The US Food and Drug Administration (FDA) has approved a new antiviral drug to treat chronic cases of hepatitis C which functions by attacking hepatitis C virus (HCV) strains.  In its press release on June 28, 2016, FDA stated the new HCV drug, Epclusa, will be a pioneer drug in this field.

Manufactured and marketed by Gilead Sciences, Inc, of Forster City California, Epclusa is a fixed-dose drug which is a combination of two drugs, sofosbvir and velpatasir, used in a 4:1 volume.  Following the drug approval, the stocks of Gilead Sciences, Inc saw a rise which is likely to attract investors as well.

The orally administered tablet is recommended for adult patients of HCV with and without advanced liver disease, known as cirrhosis. However, Epclusa is recommended to be used in combination with another HCV drug ribavirin for patients who suffer from decompensated cirrhosis which is characterized by moderate to severe cirrhosis. .

The cure rate of 90% is hoped to further improve with the use of Epclusa as it penetrates six HCV viral genomes to hinder their activity. In this regard, Edward Cox, MD, director of the Office of Antimicrobial Products in the FDA’s Center for Drug Evaluation and Research commented, “This approval offers a management and treatment option for a wider scope of patients with chronic hepatitis C.”

Amongst the targeted viral strains, FDA discovered about 75% American patients of HCV have contracted HCV genotype 1, for about 20-25% patients genotypes 2 and 3 come into play while in a very small population of patients, viral genotype 4, 5 and 6 are present. With the approval of Epclusa, even rarely occurring strains of HCV will be targeted.

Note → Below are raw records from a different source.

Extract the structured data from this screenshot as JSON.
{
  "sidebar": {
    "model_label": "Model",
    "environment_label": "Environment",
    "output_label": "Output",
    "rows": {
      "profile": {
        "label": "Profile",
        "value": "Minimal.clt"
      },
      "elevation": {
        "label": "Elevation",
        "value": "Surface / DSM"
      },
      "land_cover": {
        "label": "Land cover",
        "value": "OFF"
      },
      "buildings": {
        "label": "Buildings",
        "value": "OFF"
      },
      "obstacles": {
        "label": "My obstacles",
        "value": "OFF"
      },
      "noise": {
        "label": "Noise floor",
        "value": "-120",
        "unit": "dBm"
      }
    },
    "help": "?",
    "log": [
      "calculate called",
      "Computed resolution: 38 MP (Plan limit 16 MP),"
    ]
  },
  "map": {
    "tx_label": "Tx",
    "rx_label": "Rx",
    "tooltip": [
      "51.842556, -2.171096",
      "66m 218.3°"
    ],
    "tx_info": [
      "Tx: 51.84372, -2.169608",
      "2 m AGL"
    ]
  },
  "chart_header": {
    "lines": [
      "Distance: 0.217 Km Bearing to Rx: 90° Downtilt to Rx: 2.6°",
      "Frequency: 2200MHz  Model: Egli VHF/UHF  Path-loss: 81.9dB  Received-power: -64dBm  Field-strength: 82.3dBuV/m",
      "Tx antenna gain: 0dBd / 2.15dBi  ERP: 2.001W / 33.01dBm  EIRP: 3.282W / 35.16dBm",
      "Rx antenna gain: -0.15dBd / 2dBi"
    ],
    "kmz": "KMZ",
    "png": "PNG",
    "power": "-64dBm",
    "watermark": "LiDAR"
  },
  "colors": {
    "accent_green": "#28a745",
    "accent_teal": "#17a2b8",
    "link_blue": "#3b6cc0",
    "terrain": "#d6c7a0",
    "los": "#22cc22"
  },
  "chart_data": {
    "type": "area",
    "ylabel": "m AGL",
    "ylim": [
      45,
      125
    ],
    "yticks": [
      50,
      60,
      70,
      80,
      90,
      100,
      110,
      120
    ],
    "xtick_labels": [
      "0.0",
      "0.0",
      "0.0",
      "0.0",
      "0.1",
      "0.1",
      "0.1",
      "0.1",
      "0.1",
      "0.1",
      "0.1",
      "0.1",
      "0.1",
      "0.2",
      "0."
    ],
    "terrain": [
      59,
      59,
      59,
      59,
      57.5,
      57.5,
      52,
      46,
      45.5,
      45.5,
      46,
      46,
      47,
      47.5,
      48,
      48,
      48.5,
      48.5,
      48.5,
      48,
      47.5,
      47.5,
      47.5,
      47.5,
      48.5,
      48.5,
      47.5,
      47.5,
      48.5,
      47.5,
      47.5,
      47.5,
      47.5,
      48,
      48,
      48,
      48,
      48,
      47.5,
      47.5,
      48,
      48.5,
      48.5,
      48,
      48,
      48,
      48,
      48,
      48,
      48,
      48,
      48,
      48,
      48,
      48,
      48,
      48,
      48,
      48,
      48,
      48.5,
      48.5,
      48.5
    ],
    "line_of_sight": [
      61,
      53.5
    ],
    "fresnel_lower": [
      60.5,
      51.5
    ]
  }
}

Hepatitis C is classified as one of the leading causes of liver dysfunction which affects 130-150 million people globally. The virus that leads to serious hepatitis C virus-related liver problems such as cirrhosis and liver cancer claims about 500,000 lives annually. It is a bloodborne disease which spreads from one person to another through unscreened blood transfusion, sharing of injection syringes and the use of non-sterilized medical equipment. Although the virus can lead to serious symptoms; if antiviral medication is taken on time, the condition can be cured in 90% of cases.

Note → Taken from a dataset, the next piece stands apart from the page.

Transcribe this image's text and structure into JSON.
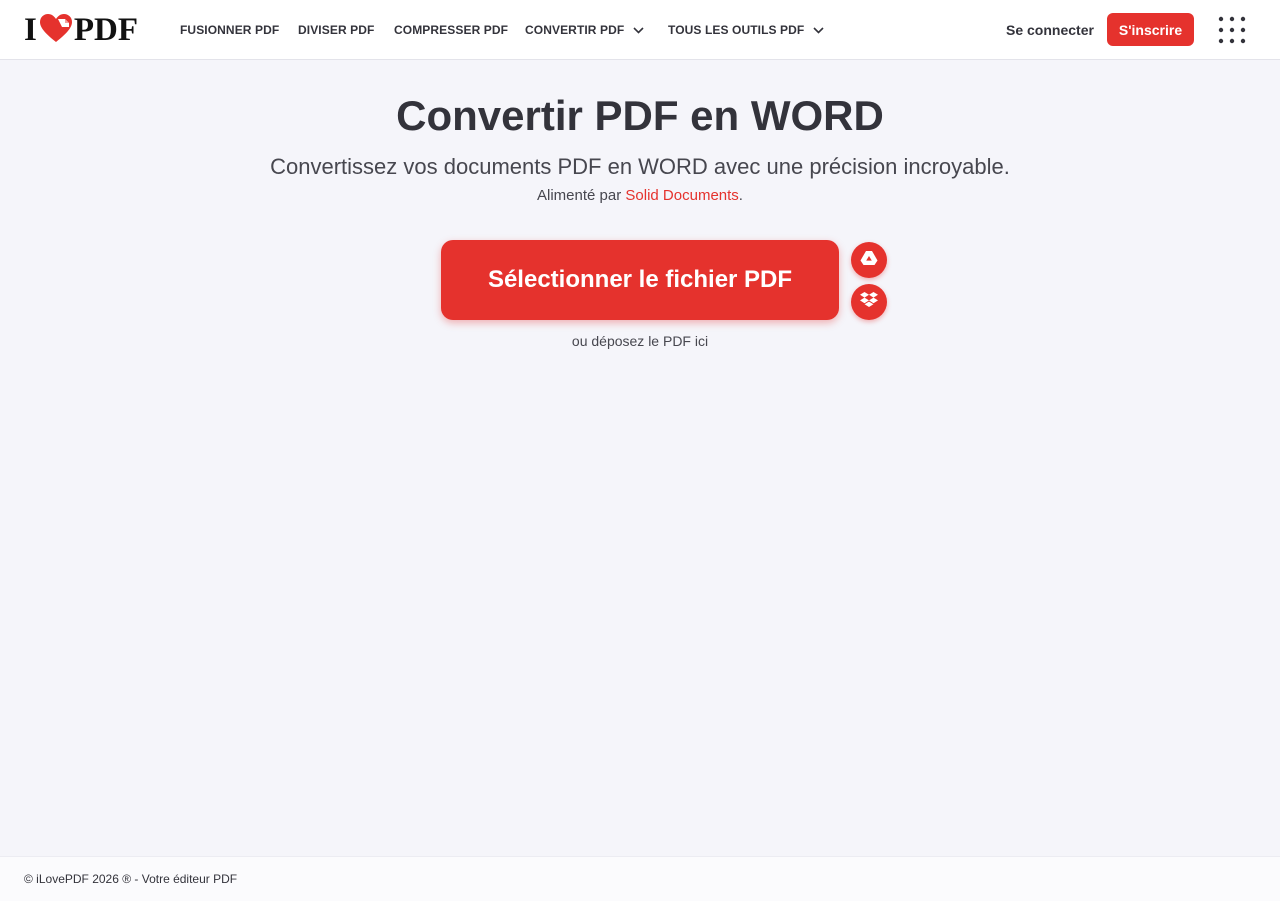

Epclusa works efficiently against Hepatitis C by making use of the action mechanisms of sofosbuvir and velpatasvir, simultaneously. Sofosbuvir inhibits the activity of HCV NS5B RNA-dependent RNA polymerase which is crucial for viral replication. It also adds uridine analog triphosphate to the viral RNA which acts at a chain terminator for the viral nucleotide sequence. On the other hand, velpatasvir is an inhibitor of HCV NS5A protein which is important for viral genome replication.

Prior to gaining FDA approval, the drug safety and efficacy was observed in three Phase 3 clinical trials with 1,558 participants who took the drug for 12 weeks for their condition. The results were very successful, as 95-99% of the blood tests taken after 12 weeks detected no traces of the virus.

Additionally, 267 patients out of all patients suffered from decompensated cirrhosis. Of these 267 patients, 87 participants were given Epclusa in combination with ribavirin for 12 weeks. Amongst them, 94% cases showed no presence of the virus in the blood test.

Despite significant findings in favor of the drug, FDA has also pointed out a few side effects of Epclusa  such as headache and signs of fatigue. For patients who have disease comorbidity, some precautions were also highlighted. The combination of Epclusa and ribavirin is not recommended for patients who show side effects with the use of ribavirin alone. Epclusa is also associated with the slowing down of the heart rate (Bradycardia). Patients who take beta blockers or amiodarone for underlying heart conditions can also have serious episodes of bradycardia.

To counteract these adverse effects, co-administration of amiodarone with Epclusa is discouraged. Some other drugs may also reduce the efficacy of Epclusa. Therefore it is important, particularly for patients who have cardiac co-morbidities or other advanced liver diseases, to visit their doctors and receive a personalized drug prescription in accordance with the individual’s medical needs.